This diagram is a visualization of the partition of matrix data among 18 different processors in a distributed algorithm. The connections between data elements A[x,y] and their transposes A[y,x] is stronger than the connections between adjacent elements, so many subsets of the partition are disconnected, consisting of two pieces symmetrically placed across the main diagonal of the matrix from each other.
The part I'm interested in here is the choice of color for the visualization. We would like colors that are all distinguishable from each other, so that even when subsets are disconnected we can tell which pieces belong to which subset; this figure is a little defective in this regard, with two similar pinks.

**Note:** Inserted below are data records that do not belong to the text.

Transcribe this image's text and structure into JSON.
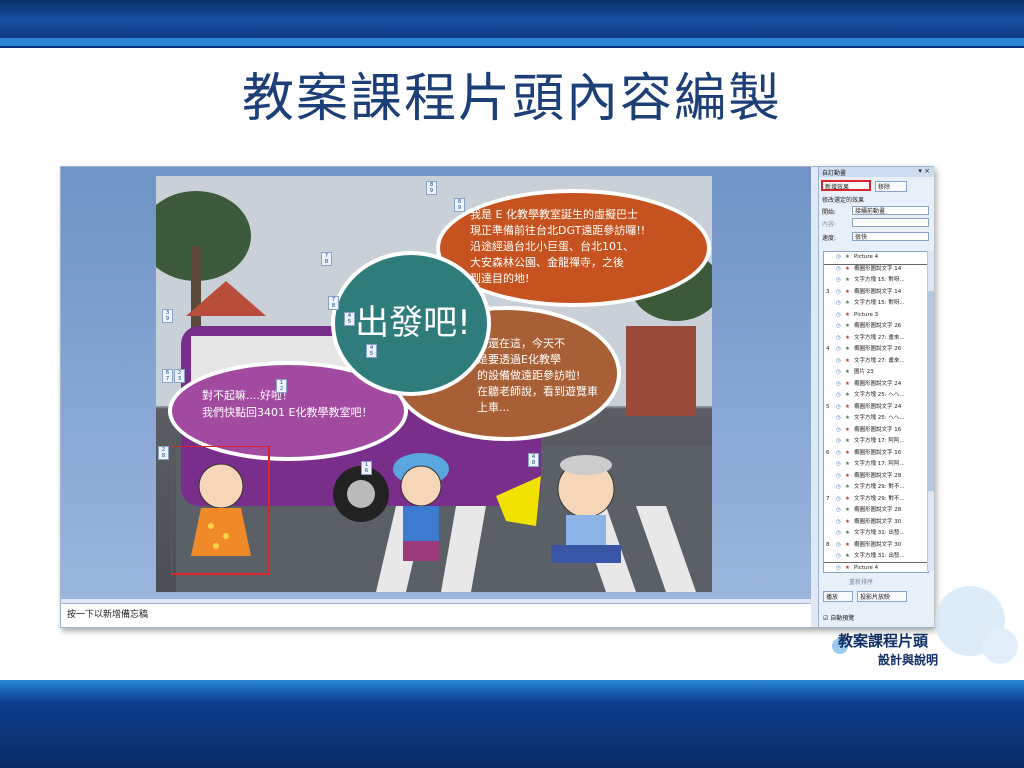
{
  "title": "教案課程片頭內容編製",
  "notes_placeholder": "按一下以新增備忘稿",
  "panel": {
    "header": "自訂動畫",
    "close": "▾ ×",
    "add_effect": "新增效果",
    "remove": "移除",
    "section": "修改選定的效果",
    "start_label": "開始:",
    "start_value": "接續前動畫",
    "prop_label": "內容:",
    "speed_label": "速度:",
    "speed_value": "很快",
    "reorder": "重新排序",
    "play": "播放",
    "slideshow": "投影片放映",
    "autopreview": "自動預覽",
    "items": [
      {
        "n": "",
        "t": "Picture 4"
      },
      {
        "n": "",
        "t": "橢圓形圖說文字 14"
      },
      {
        "n": "",
        "t": "文字方塊 15: 對呀..."
      },
      {
        "n": "3",
        "t": "橢圓形圖說文字 14"
      },
      {
        "n": "",
        "t": "文字方塊 15: 對呀..."
      },
      {
        "n": "",
        "t": "Picture 3"
      },
      {
        "n": "",
        "t": "橢圓形圖說文字 26"
      },
      {
        "n": "",
        "t": "文字方塊 27: 畫來..."
      },
      {
        "n": "4",
        "t": "橢圓形圖說文字 26"
      },
      {
        "n": "",
        "t": "文字方塊 27: 畫來..."
      },
      {
        "n": "",
        "t": "圖片 23"
      },
      {
        "n": "",
        "t": "橢圓形圖說文字 24"
      },
      {
        "n": "",
        "t": "文字方塊 25: ヘヘ..."
      },
      {
        "n": "5",
        "t": "橢圓形圖說文字 24"
      },
      {
        "n": "",
        "t": "文字方塊 25: ヘヘ..."
      },
      {
        "n": "",
        "t": "橢圓形圖說文字 16"
      },
      {
        "n": "",
        "t": "文字方塊 17: 阿阿..."
      },
      {
        "n": "6",
        "t": "橢圓形圖說文字 16"
      },
      {
        "n": "",
        "t": "文字方塊 17: 阿阿..."
      },
      {
        "n": "",
        "t": "橢圓形圖說文字 28"
      },
      {
        "n": "",
        "t": "文字方塊 29: 對不..."
      },
      {
        "n": "7",
        "t": "文字方塊 29: 對不..."
      },
      {
        "n": "",
        "t": "橢圓形圖說文字 28"
      },
      {
        "n": "",
        "t": "橢圓形圖說文字 30"
      },
      {
        "n": "",
        "t": "文字方塊 31: 出發..."
      },
      {
        "n": "8",
        "t": "橢圓形圖說文字 30"
      },
      {
        "n": "",
        "t": "文字方塊 31: 出發..."
      },
      {
        "n": "",
        "t": "Picture 4"
      }
    ]
  },
  "bubbles": {
    "top": "我是 E 化教學教室誕生的虛擬巴士\n現正準備前往台北DGT遠距參訪囉!!\n沿途經過台北小巨蛋、台北101、\n大安森林公園、金龍禪寺，之後\n到達目的地!",
    "go": "出發吧!",
    "brown": "麼還在這，今天不\n是要透過E化教學\n的設備做遠距參訪啦!\n在聽老師說，看到遊覽車\n上車...",
    "purple": "對不起嘛....好啦！\n我們快點回3401 E化教學教室吧！"
  },
  "logo": {
    "line1": "教案課程片頭",
    "line2": "設計與說明"
  }
}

We would also like to make the partition boundaries visible by choosing especially distinct colors for pairs of sets that share a boundary. Mike Dillencourt, Mike Goodrich, and I have been working on the problem of automatically choosing colors by embedding a graph representing adjacency of partition sets into a three-dimensional space representing the possible colors; it turns out that the choice of three-dimensional color space coordinates is important as some color spaces correspond better than others to human perception. The diagram above was colored automatically by our algorithm, using a color gamut in Lab color space formed by the convex hull of the eight corners of the sRGB gamut.